On the 18th and 19th January, 2017, OCHA’s Regional Office for Western and Central Africa (ROWCA) held a workshop to discuss the implications of the policy shifts emanating from the World Humanitarian Summit (WHS) to humanitarian and development operations in the region. The workshop was the first of a series of policy dialogue workshops organized by OCHA, in collaboration with UNDP with a focus on discussions on strengthening the humanitarian-development nexus, overcoming long-standing attitudinal, institutional, and funding obstacles, which was identified by the majority of stakeholders as one of the top priorities for the World Humanitarian Summit (WHS).
NEAR was invited to send a representative to attend and participate in the discussions and the network reached out to one of its founding members in Liberia Brenda Brewer Moore who represents the Kids’ Educational Engagement Project (KEEP). Ms. Moore was also asked to participate in a panel discussion on Reinforce, Do Not Replace”.
The 2 day workshop covered the following key thematic areas:
“Achieving Collective Outcomes”, “Anticipate, do not react”, Reinforce, Do Not Replace.
For the panel discussion where NEAR was represented, Ms. Moore provided an overview of the network’s identity, geographic coverage, advocacy and position on localization as well as its role in some of the outcomes from the WHS. She highlighted that NEAR in its advocacy was recognized as the global and authoritative voice of Local and National NGOs where we pushed for a commitment under the Grand Bargain initiative to channel 25 per cent of financing to national and local responders as directly as possible by 2020.
She noted that we need to truly be more accountable to the people in whose names funds are being raised and to ensure that money being raised do not go entirely to administrative and overhead costs.
Key points emanating from the discussions on “reinforce, do not replace are:
- Don't reduce the localization discussion to financing but on the impact to be achieved (greater sustainability, effectiveness, trust). NGOs should be recognized based on their comparative advantage not excluded based on their limitations.
- Localization does not only include the role of NGOs, but also that of national and local authorities, such as municipalities. At the national and level, where possible, Governments should be leading and coordinating (around collective outcomes, based on their comparative advantage).

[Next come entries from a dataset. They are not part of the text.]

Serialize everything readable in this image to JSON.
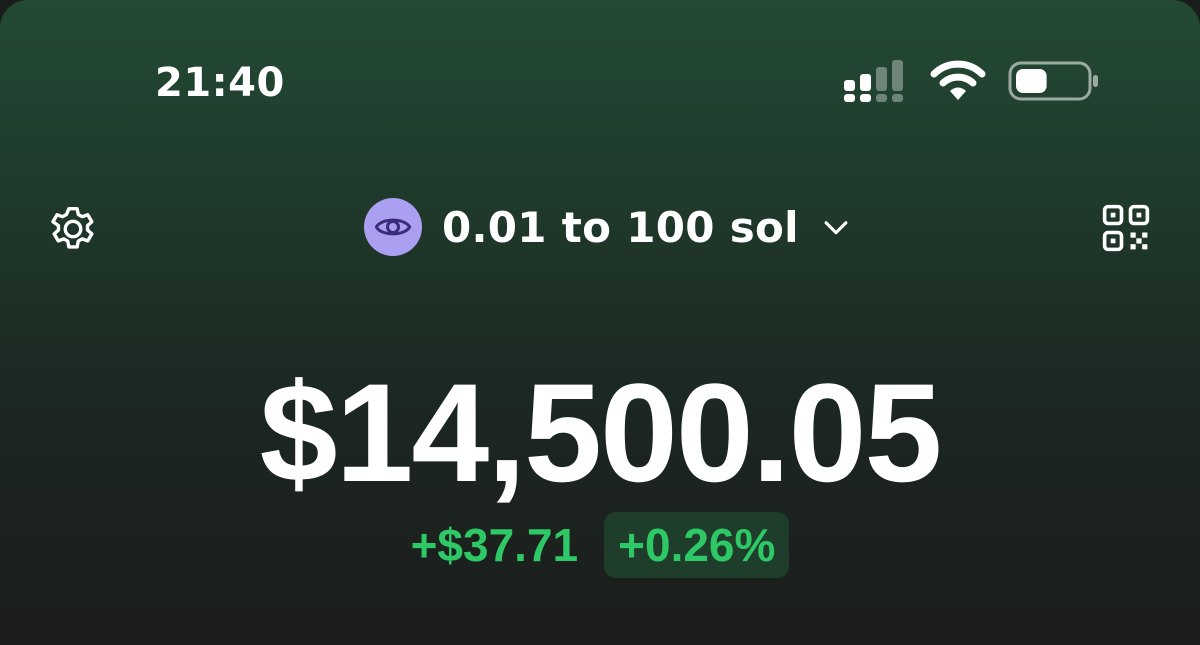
{
  "status_bar": {
    "time": "21:40",
    "signal_icon": "cellular-signal-icon",
    "wifi_icon": "wifi-icon",
    "battery_icon": "battery-icon",
    "battery_level": 0.45
  },
  "header": {
    "settings_icon": "gear-icon",
    "account_avatar_icon": "eye-icon",
    "account_avatar_color": "#ab9ff2",
    "account_name": "0.01 to 100 sol",
    "dropdown_icon": "chevron-down-icon",
    "qr_icon": "qr-code-icon"
  },
  "portfolio": {
    "balance": "$14,500.05",
    "change_amount": "+$37.71",
    "change_percent": "+0.26%",
    "positive_color": "#2ec866"
  }
}
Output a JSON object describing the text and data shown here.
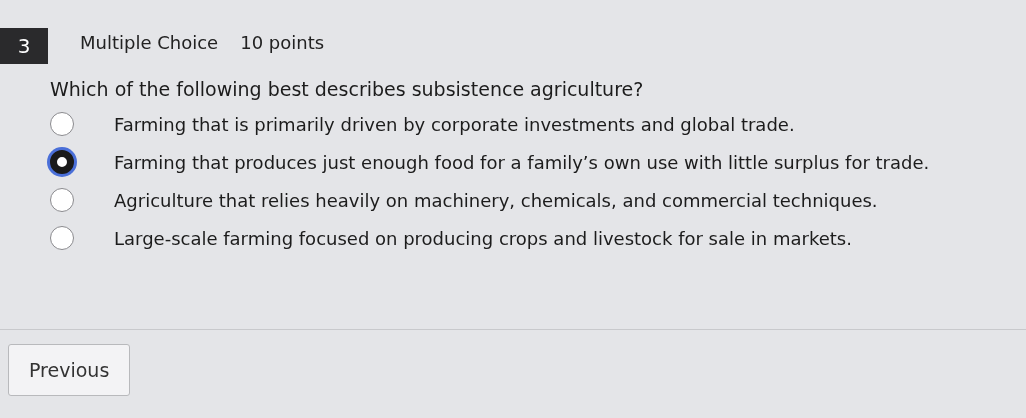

- Any international projects should include a hand-over / exit strategy, rather than creating parallel structures. Part of planning for collective outcomes should factor in that over 3-5 years, national / local responsibilities are increased.
The workshop was attended by donors, representatives from other UN agencies, NGOs and the academia.